YOU ARE HERE: LAT HomeCollections


Outside Pentagon, a Defenseless Feeling

Scene: Many employees were watching the news of the New York City disaster when their own nightmare hit. Survivors emerge with stories of horror and heroism.


WASHINGTON — As she limped blindly through smoke and debris, smelling her burnt hair, feeling the pain from her peeling skin and a blow that had momentarily knocked her to the floor, Ann Parham thought about her mother.

"I thought about my mother and the kind of news she would be getting," Parham said. "I didn't want that to happen, so I kept moving."

Parham was among the lucky ones Tuesday on the west side of the Pentagon. She got out.

"I am very, very fortunate," she said. "I am blessed. Other people, I'm afraid, were not so fortunate."

'A Sinking Feeling That We Could Be Next'

Only moments before a hijacked airliner slammed into the Defense Department's massive headquarters across the Potomac River from the capital, Parham had been standing with co-workers watching television reports from New York.

"We commented to each other that we were at ground zero," she said. "In hindsight, we should have known right there to get out, but we didn't."

Patrick Smith, who also had been watching the horrifying news, remembered: "I just had a kind of sinking feeling in my gut that we could be the next target. When I heard the blast, I had no doubt in my mind what it was."

Smith and Parham were among the more than 20,000 civilian workers and members of the armed forces who evacuated the Pentagon Tuesday morning. Some were injured and emotionally shaken by brushes with death. Others were so far away in the vast structure that they felt only a thudding sound--"like snowfall coming off the roof," in the words of Deputy Undersecretary of Defense Jeanne Fites.

And many, including Fites, were struck by the contrast between the horror of what had happened inside and the serenity of an otherwise perfect, sunny, autumn-like day outside.

"People were calm, just not believing it," said Fites, who left her office on the opposite side of the building from the crash site and walked to safety in an adjacent park. "There was a beautiful breeze along the river."

Smith, a civilian records management specialist, and his co-worker Parham, the Army's chief librarian, were near the site where the plane struck.

"The only thing that separated me from the E-Ring," where the airliner hit, "was the copy machine room," Parham said.

Their office on the second floor was in a recently renovated section where old walls had been removed to create a huge area of small cubicles. "Dilbertville," she calls it, referring to the comic-strip character who has become a symbol of faceless office workers.

Parham was at a copying machine with her back to the explosion, but Smith was facing toward the outside, he said.

"I could see a fireball heading for me. I dropped to the floor and put my face down. The flame was there and then it was gone. It almost sucked the breath out of you.

"I stayed down until the sprinklers came on. Then I got up and started toward a window I could see," Smith said.

Running for Their Lives Amid Heat and Smoke
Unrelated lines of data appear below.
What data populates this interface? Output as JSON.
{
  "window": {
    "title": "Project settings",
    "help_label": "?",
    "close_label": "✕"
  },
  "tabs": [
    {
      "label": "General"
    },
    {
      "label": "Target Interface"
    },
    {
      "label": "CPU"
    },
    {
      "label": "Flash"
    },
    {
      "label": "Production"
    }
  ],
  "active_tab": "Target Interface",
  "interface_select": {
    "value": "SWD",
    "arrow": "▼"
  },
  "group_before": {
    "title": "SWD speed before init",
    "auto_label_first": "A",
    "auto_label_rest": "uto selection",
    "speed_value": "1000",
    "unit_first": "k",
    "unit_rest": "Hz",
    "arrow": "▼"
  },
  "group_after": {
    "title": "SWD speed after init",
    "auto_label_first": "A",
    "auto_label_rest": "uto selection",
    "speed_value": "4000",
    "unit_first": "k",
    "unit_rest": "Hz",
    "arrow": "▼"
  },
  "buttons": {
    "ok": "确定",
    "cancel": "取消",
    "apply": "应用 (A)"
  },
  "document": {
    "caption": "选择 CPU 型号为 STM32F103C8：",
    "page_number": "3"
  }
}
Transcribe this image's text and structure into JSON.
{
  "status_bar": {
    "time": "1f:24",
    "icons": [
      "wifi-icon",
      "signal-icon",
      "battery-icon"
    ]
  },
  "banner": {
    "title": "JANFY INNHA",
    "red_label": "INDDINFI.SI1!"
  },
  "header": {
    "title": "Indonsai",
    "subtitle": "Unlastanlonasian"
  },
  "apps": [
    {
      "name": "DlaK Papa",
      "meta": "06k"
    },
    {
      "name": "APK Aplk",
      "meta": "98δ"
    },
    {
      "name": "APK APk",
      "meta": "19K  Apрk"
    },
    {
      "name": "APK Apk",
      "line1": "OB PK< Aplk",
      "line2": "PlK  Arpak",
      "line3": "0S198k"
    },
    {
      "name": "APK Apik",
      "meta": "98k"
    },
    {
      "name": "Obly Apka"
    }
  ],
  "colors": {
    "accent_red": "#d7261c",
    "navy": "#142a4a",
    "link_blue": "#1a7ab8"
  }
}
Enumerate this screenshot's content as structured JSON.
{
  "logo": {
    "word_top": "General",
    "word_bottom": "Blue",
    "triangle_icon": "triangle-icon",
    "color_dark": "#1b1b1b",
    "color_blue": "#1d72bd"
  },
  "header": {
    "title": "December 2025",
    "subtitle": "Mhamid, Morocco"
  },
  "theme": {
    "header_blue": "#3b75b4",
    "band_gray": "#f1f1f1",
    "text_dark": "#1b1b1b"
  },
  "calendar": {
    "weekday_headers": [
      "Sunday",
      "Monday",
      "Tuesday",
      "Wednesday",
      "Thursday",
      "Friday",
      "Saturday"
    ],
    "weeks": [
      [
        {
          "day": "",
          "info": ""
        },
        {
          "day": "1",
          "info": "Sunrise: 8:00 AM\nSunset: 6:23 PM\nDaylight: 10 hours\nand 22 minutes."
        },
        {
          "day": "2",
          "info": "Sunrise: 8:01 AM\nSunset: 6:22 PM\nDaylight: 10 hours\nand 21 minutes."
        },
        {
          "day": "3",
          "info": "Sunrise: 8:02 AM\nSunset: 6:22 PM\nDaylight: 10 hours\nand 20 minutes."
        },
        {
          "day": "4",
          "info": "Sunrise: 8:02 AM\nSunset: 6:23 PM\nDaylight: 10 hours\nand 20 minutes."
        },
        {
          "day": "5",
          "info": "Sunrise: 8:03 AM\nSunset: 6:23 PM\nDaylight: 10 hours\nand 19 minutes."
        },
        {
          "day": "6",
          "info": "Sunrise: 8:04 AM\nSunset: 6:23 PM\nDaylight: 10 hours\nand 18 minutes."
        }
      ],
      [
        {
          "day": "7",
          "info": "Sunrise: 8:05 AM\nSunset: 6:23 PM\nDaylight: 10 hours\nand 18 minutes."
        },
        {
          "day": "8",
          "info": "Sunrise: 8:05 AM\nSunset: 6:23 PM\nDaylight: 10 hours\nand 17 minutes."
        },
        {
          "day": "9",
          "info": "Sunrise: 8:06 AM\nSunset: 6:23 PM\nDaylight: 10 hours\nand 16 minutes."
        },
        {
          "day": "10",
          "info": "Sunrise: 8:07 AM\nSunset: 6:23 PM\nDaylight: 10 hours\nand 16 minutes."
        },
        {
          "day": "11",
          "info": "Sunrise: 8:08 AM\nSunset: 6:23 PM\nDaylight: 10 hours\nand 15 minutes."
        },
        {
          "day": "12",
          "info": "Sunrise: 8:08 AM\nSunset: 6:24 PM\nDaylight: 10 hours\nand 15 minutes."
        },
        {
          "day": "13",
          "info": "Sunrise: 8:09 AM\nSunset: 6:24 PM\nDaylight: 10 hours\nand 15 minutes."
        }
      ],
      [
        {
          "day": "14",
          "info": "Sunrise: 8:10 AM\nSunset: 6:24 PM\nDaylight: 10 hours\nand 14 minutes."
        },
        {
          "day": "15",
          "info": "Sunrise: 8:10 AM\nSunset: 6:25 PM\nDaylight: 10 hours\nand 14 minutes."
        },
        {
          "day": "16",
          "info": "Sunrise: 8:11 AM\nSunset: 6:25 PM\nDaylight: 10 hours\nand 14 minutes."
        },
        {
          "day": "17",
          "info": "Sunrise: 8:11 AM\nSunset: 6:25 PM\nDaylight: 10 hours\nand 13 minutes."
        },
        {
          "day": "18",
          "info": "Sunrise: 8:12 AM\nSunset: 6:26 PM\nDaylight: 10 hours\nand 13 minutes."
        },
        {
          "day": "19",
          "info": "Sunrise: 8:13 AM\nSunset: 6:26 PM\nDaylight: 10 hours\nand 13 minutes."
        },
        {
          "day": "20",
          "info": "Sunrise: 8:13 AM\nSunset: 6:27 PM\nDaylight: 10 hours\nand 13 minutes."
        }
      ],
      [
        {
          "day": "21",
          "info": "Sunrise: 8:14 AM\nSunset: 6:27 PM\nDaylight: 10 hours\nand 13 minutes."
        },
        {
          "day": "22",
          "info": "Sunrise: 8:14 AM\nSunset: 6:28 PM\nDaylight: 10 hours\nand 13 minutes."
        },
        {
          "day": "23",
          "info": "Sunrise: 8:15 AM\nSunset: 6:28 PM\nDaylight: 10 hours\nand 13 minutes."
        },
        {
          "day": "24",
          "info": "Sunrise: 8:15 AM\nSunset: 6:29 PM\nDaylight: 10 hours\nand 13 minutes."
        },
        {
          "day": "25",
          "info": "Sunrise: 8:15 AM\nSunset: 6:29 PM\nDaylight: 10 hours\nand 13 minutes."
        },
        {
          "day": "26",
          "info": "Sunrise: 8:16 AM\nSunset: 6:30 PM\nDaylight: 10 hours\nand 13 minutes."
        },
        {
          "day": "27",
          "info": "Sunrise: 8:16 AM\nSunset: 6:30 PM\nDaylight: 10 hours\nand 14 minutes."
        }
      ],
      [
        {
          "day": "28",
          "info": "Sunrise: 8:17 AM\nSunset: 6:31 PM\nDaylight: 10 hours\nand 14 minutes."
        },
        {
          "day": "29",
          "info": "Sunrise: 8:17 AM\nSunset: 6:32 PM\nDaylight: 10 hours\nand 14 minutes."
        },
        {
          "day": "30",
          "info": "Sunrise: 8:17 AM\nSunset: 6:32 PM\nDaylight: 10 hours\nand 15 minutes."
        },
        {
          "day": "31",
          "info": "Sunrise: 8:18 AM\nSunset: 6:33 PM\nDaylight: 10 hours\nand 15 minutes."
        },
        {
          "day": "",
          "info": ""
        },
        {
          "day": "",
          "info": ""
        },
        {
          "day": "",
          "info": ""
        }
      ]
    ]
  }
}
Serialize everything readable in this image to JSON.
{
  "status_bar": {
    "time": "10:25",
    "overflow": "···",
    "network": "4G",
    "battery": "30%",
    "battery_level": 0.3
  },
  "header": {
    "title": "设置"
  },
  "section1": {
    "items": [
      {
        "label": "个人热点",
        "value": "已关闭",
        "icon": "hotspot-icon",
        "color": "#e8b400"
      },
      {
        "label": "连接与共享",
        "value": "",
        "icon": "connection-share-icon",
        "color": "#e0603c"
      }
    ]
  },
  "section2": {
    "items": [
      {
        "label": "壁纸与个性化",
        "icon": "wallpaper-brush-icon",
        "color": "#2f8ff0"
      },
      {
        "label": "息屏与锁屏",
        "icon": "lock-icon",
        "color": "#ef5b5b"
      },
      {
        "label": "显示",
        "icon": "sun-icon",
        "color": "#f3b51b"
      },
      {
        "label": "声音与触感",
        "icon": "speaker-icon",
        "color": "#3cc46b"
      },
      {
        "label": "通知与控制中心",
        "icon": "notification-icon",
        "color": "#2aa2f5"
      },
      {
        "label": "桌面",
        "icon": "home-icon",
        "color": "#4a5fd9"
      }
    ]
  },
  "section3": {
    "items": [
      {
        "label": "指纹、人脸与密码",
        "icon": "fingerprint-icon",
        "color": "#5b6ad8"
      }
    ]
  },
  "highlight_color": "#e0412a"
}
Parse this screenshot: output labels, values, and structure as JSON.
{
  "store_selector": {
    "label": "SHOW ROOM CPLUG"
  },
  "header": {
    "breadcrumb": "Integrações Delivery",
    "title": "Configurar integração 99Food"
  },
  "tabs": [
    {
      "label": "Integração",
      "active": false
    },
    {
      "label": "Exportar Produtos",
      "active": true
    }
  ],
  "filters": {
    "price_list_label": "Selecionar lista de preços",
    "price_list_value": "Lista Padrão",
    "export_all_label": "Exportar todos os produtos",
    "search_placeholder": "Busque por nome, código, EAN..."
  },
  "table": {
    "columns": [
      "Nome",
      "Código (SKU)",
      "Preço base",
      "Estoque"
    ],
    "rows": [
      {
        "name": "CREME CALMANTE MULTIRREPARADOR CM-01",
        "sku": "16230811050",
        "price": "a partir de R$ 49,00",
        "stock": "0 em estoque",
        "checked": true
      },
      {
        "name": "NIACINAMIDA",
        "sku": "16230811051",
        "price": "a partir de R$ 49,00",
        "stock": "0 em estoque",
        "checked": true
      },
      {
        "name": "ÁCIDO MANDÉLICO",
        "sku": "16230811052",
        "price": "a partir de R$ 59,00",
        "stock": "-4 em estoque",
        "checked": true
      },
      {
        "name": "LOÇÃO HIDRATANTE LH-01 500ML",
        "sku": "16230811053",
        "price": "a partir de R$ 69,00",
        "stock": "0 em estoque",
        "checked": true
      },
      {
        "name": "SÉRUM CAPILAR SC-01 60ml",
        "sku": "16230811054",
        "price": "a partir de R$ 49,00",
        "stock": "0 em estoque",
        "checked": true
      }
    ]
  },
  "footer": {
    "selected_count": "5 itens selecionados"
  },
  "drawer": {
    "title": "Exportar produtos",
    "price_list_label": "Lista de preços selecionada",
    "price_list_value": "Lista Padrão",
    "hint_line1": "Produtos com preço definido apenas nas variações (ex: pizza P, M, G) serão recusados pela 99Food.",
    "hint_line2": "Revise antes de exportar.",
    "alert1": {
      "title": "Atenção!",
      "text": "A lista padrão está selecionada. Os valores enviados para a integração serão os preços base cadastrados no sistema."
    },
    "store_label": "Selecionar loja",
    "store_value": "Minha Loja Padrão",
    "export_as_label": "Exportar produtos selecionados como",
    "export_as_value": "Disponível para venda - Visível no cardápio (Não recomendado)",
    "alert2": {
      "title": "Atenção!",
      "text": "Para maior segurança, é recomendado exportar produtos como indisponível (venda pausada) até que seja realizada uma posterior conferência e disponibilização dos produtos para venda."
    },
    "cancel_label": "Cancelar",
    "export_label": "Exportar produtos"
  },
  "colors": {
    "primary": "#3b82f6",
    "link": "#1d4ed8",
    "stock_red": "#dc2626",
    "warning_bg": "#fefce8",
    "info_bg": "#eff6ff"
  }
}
"Some military guys were at a door calling out and directing people out into the corridor."

There, Smith linked up with Parham. The fireball had apparently swept over her from behind. Something crashed down from the ceiling, hitting her head and felling her. Her left shoe disappeared, and she broke a toe.

But she too got up and started scrambling out, surrounded by intense heat and thick smoke.

"The next thing that came to mind was that I would be burned alive," Parham said. That's when she thought about her mother and pushed harder.

In the corridor, she found Smith. He took her hand and helped her follow a growing stream of people working their way outside.

"It's the most horrific thing I've ever gone through," Parham said. "I hope I never have to go through anything like it again."

Along the smoky corridors of the labyrinthine building, workers were streaming toward the exits to escape an enemy they didn't know but instinctively loathed.

"There were folks with burns, cuts, abrasions, smoke inhalation," said Army Maj. Ryan Yantis. "We've got some pretty high emotions here today."

Alan Wallace, a civilian firefighter who works for the Defense Department, was among those treated for burns. He and a partner were working near the helipad where the airliner first hit the ground.

He heard the roar of the plane, looked up and saw it about 50 feet above them. "Run for your life!" he shouted, and the two men dived under a firetruck stationed beside the helipad.

"There was a crash, a fireball. I didn't know what had happened. I said, 'Mark, are you OK?' There was debris everywhere."

He and his partner got up and worked for about 45 minutes helping people before Wallace was relieved for treatment of second-degree burns on his arm.

Army Lt. Col. Clarence Hilton, whose office is in the wedge of the Pentagon that was struck, said, "I had just got up from my desk when I felt the concussion. Parts of the ceiling began to come down, bits and pieces of it.

"Initially we got down, just in case there was a second explosion," Hilton said. "Then we evacuated."

Los Angeles Times Articles